University of Regina (Todd is now at University of Alaska, Fairbanks)
This is a classic evolution-and-fossils kind of course. Students go through major invertebrate groups, examine and interpret fossils and assemblages. Rather than approach the whole world chronologically, the course covers each lineage one-at-a-time.
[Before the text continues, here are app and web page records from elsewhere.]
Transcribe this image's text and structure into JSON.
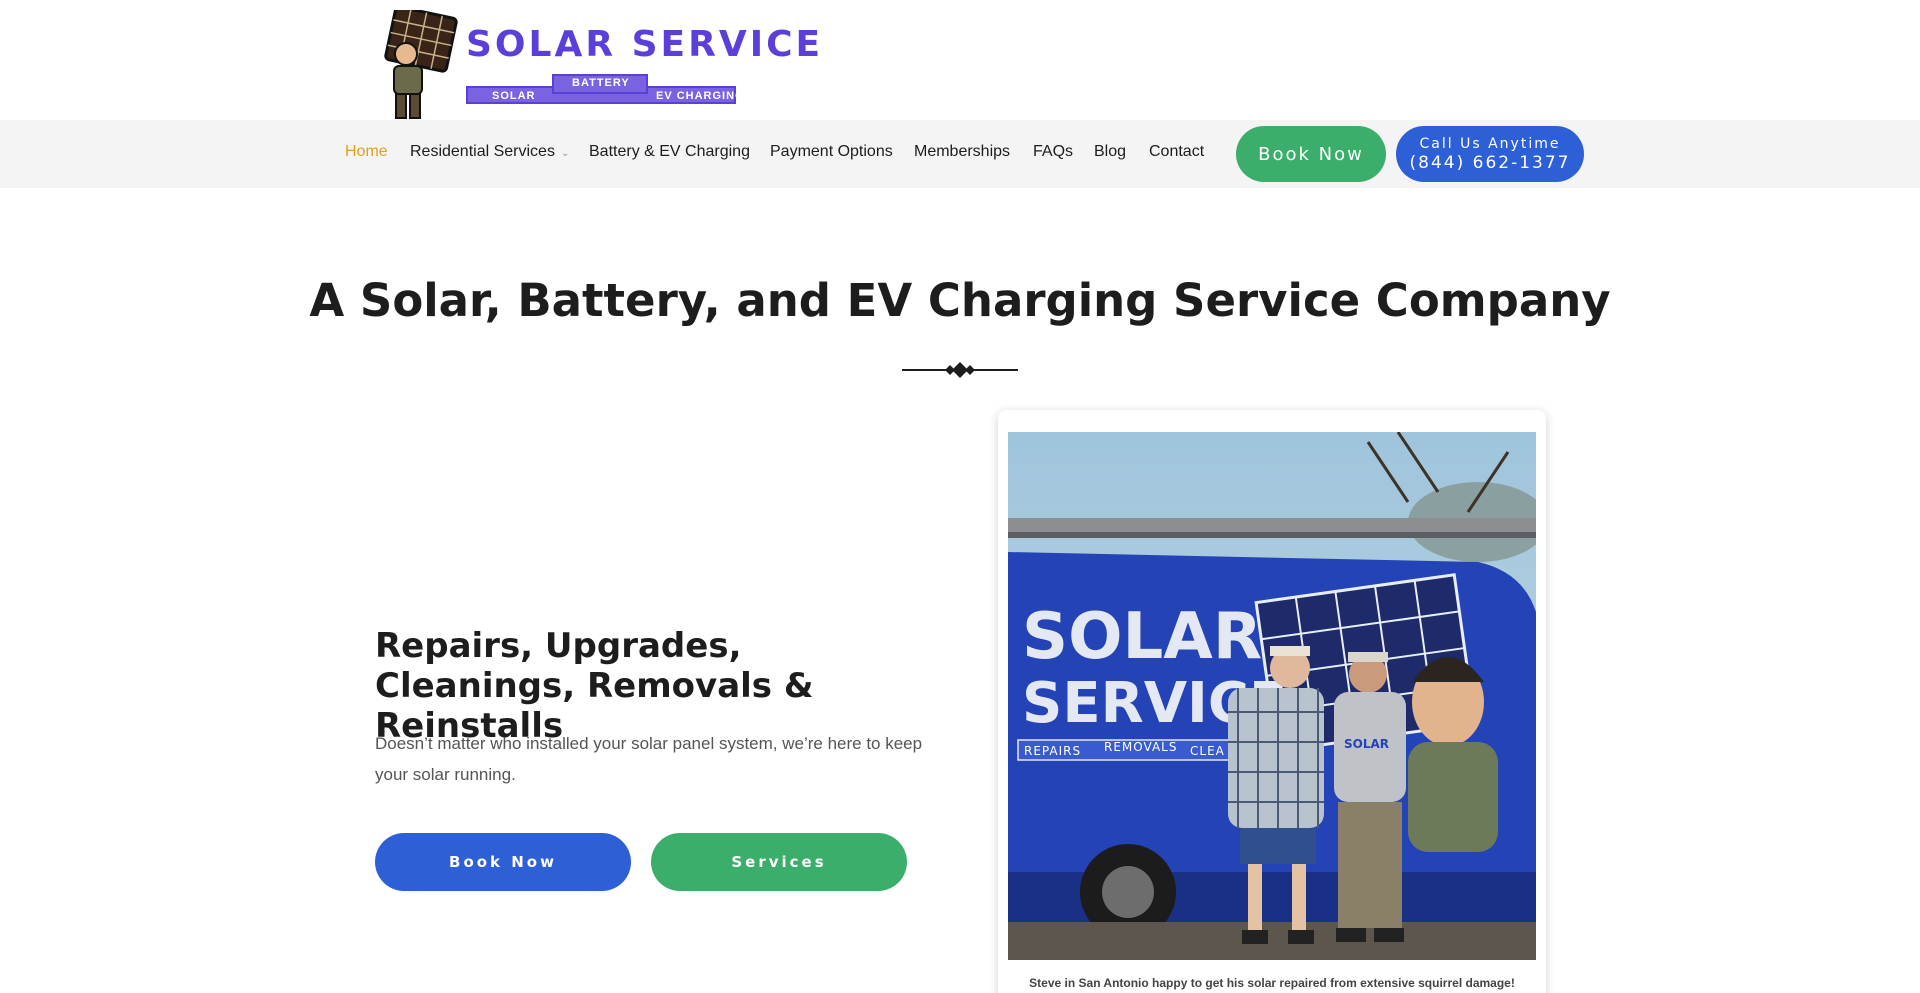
{
  "logo": {
    "title": "SOLAR SERVICE",
    "ribbon": [
      "SOLAR",
      "BATTERY",
      "EV CHARGING"
    ]
  },
  "nav": {
    "items": [
      {
        "label": "Home",
        "active": true
      },
      {
        "label": "Residential Services",
        "has_dropdown": true
      },
      {
        "label": "Battery & EV Charging"
      },
      {
        "label": "Payment Options"
      },
      {
        "label": "Memberships"
      },
      {
        "label": "FAQs"
      },
      {
        "label": "Blog"
      },
      {
        "label": "Contact"
      }
    ],
    "book_label": "Book Now",
    "call_label": "Call Us Anytime",
    "call_phone": "(844) 662-1377"
  },
  "hero": {
    "title": "A Solar, Battery, and EV Charging Service Company",
    "subheading": "Repairs, Upgrades, Cleanings, Removals & Reinstalls",
    "text": "Doesn’t matter who installed your solar panel system, we’re here to keep your solar running.",
    "book_label": "Book Now",
    "services_label": "Services"
  },
  "photo": {
    "van_text_1": "SOLAR",
    "van_text_2": "SERVICE",
    "van_ribbon": [
      "REPAIRS",
      "REMOVALS",
      "CLEA"
    ],
    "caption": "Steve in San Antonio happy to get his solar repaired from extensive squirrel damage!"
  },
  "colors": {
    "accent_orange": "#e3a21a",
    "brand_purple": "#5b3fd8",
    "button_green": "#3aae6a",
    "button_blue": "#2d5fd6"
  }
}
The site is rich in photographs and informational links.
This is a 200-level geology class.
This class will:
- Familiarize students with major invertebrate groups and their history
- Deal with the interpretation of fossils and assemblages
- Present an overview of evolution and related issues like biogeography
Topics covered in this course include:
- Fossils, preservation, and interpretation
- The origin of life
- The Burgess Shale
- Major invertebrate lineages
- Coordinated stasis
This web site contains:
- A course syllabus (mostly schedule)
- Numerous photos of student activities and field sites
- A library of student projects (autecology of various taxa done on a field trip)
- An annotated links list
- Instructions for the research paper
Grading for this course is based on exams, a research paper, class/labwork and participation.
References and Notes:
The textbook (Levin, H., 1999, Ancient Invertebrates and Their Living Relatives, New Jersey: Prentice Hall, ISBN: 0-13-748955-2) is $70 from the publisher and includes a guide for identifying fossils as well as the relevant instructional material for a course like the one described above.